[EXTRACTED ENTRIES Boundary: Start]
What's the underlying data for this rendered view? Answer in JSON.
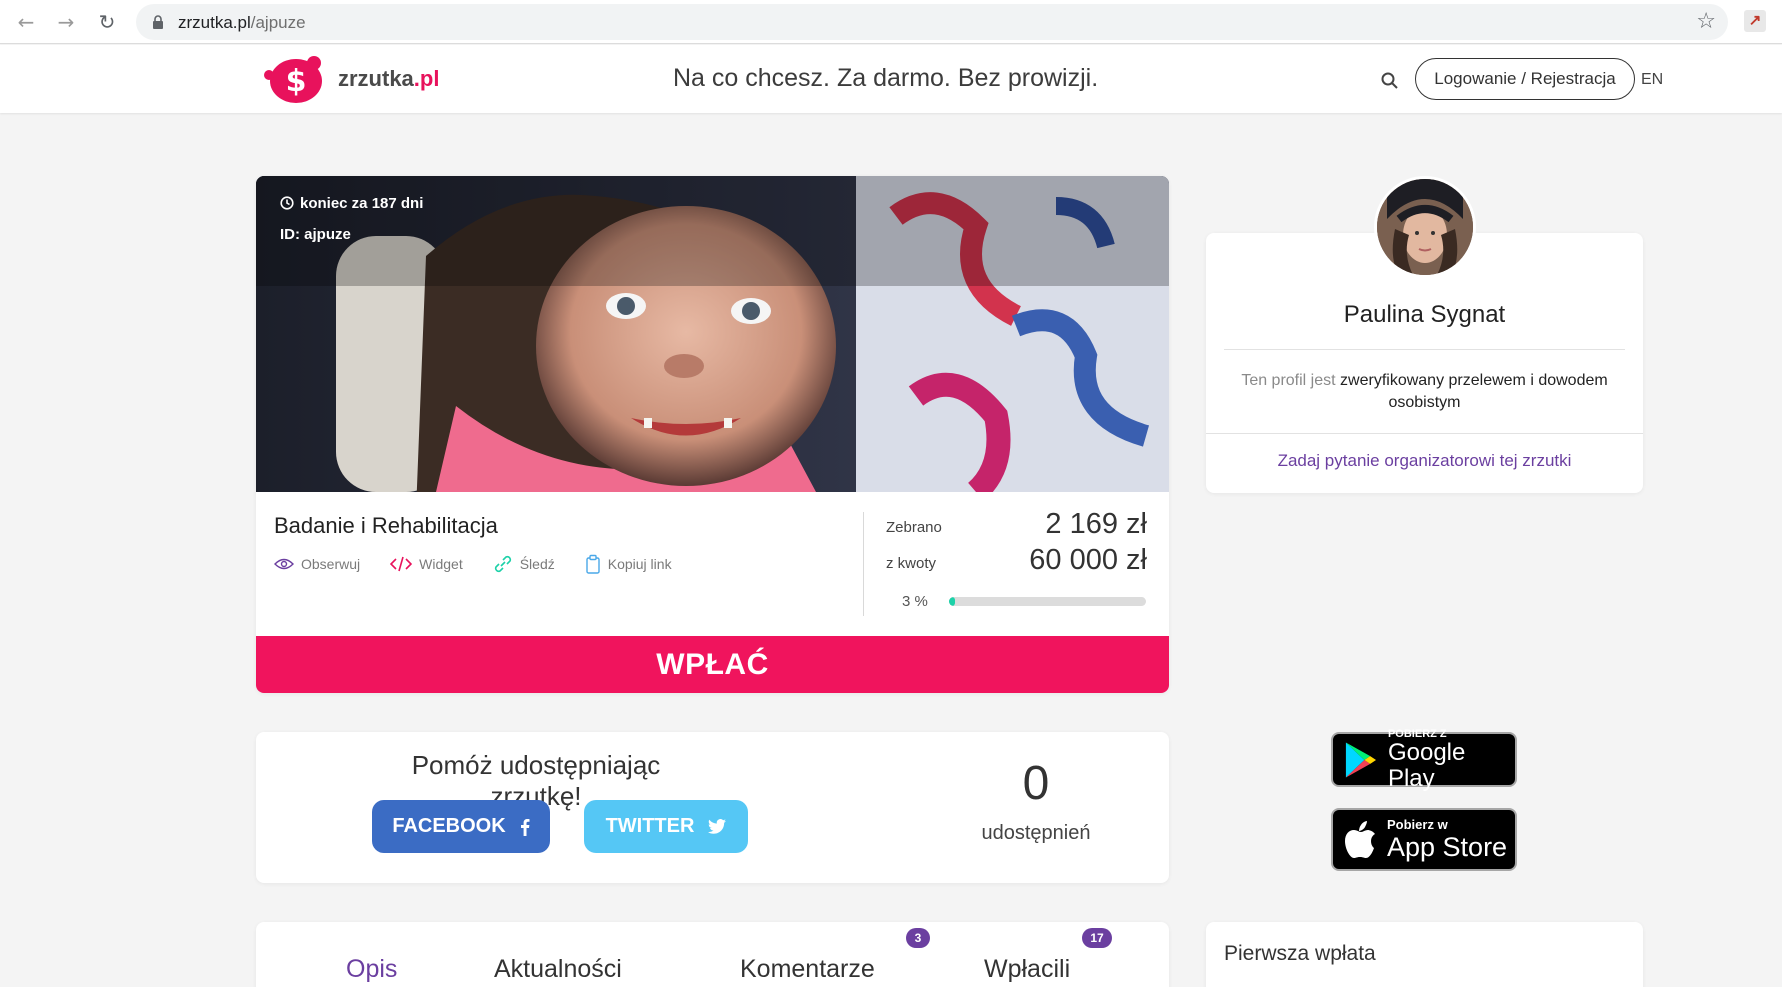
{
  "browser": {
    "url_domain": "zrzutka.pl",
    "url_path": "/ajpuze"
  },
  "header": {
    "logo_text_main": "zrzutka",
    "logo_text_suffix": ".pl",
    "tagline": "Na co chcesz. Za darmo. Bez prowizji.",
    "login_label": "Logowanie / Rejestracja",
    "language": "EN"
  },
  "campaign": {
    "end_label": "koniec za 187 dni",
    "id_label": "ID: ajpuze",
    "title": "Badanie i Rehabilitacja",
    "actions": {
      "observe": "Obserwuj",
      "widget": "Widget",
      "track": "Śledź",
      "copy_link": "Kopiuj link"
    },
    "collected_label": "Zebrano",
    "collected_value": "2 169 zł",
    "goal_label": "z kwoty",
    "goal_value": "60 000 zł",
    "percent_label": "3 %",
    "progress_fraction": 0.03,
    "donate_label": "WPŁAĆ"
  },
  "share": {
    "title": "Pomóż udostępniając zrzutkę!",
    "facebook_label": "FACEBOOK",
    "twitter_label": "TWITTER",
    "count": "0",
    "count_label": "udostępnień"
  },
  "tabs": {
    "description": "Opis",
    "updates": "Aktualności",
    "comments": "Komentarze",
    "comments_count": "3",
    "payers": "Wpłacili",
    "payers_count": "17"
  },
  "organizer": {
    "name": "Paulina Sygnat",
    "verified_prefix": "Ten profil jest",
    "verified_text": "zweryfikowany przelewem i dowodem osobistym",
    "ask_label": "Zadaj pytanie organizatorowi tej zrzutki"
  },
  "stores": {
    "google_small": "POBIERZ Z",
    "google_big": "Google Play",
    "apple_small": "Pobierz w",
    "apple_big": "App Store"
  },
  "first_payment": {
    "title": "Pierwsza wpłata"
  },
  "colors": {
    "brand_pink": "#f0145d",
    "accent_purple": "#6b3fa0",
    "progress_green": "#1cd1a8",
    "facebook_blue": "#3b6cc4",
    "twitter_blue": "#55c7f5"
  }
}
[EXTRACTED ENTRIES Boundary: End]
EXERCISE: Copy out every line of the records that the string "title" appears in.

ANSWER TO THIS PROBLEM:
    "title": "Badanie i Rehabilitacja",
    "title": "Pomóż udostępniając zrzutkę!",
    "title": "Pierwsza wpłata"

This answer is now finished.